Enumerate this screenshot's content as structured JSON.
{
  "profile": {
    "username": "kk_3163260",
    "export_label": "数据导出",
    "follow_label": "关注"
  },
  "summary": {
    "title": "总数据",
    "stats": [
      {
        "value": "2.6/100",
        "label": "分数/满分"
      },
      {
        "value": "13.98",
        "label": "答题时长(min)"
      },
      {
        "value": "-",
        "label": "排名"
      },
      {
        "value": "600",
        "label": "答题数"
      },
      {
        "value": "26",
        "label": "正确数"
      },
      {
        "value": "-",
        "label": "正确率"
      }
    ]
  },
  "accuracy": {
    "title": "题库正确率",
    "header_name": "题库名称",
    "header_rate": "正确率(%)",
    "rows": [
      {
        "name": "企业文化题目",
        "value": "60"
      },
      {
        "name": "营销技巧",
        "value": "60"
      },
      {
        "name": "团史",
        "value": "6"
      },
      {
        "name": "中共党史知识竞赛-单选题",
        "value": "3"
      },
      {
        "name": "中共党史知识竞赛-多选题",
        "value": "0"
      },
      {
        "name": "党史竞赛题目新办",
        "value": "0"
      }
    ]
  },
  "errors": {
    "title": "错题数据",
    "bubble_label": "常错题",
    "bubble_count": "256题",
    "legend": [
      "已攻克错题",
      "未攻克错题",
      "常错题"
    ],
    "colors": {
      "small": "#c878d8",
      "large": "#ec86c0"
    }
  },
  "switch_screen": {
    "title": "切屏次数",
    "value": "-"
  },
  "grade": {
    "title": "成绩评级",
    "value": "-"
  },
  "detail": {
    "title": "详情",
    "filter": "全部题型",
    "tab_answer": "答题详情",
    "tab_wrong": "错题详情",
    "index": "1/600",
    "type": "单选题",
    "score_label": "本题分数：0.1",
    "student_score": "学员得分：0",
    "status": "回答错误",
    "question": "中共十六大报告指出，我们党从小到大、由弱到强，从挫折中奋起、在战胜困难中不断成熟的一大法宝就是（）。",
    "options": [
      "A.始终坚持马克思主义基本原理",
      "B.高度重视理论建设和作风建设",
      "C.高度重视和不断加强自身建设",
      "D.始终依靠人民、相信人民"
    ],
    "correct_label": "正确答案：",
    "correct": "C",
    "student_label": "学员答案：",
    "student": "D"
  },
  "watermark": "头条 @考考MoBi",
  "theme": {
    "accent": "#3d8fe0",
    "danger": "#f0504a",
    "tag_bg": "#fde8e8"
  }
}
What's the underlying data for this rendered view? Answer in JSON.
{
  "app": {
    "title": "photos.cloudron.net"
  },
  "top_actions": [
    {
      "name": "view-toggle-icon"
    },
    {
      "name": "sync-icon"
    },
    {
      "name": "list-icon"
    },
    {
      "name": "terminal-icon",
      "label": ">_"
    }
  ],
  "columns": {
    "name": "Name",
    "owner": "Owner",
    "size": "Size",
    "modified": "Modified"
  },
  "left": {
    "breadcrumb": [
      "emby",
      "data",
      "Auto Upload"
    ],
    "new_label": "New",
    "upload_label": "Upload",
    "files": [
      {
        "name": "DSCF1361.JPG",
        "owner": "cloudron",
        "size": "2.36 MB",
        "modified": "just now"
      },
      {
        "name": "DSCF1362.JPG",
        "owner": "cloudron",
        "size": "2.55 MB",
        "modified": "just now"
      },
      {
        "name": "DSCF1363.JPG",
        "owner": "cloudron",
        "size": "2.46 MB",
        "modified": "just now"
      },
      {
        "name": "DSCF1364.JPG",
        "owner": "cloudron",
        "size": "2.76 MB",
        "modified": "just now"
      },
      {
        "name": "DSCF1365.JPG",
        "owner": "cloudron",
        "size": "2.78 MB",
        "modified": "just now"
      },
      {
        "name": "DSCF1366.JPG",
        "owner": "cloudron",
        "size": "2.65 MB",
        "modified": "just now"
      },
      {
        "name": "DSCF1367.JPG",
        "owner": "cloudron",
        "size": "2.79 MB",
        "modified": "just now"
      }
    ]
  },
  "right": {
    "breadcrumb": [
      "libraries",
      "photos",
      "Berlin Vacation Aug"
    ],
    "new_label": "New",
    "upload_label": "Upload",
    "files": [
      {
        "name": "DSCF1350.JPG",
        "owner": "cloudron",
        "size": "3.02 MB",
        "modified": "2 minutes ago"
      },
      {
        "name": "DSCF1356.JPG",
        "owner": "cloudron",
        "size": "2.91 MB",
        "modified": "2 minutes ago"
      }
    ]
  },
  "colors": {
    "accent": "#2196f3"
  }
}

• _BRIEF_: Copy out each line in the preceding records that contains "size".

• _RESPONSE_:
    "size": "Size",
        "size": "2.36 MB",
        "size": "2.55 MB",
        "size": "2.46 MB",
        "size": "2.76 MB",
        "size": "2.78 MB",
        "size": "2.65 MB",
        "size": "2.79 MB",
        "size": "3.02 MB",
        "size": "2.91 MB",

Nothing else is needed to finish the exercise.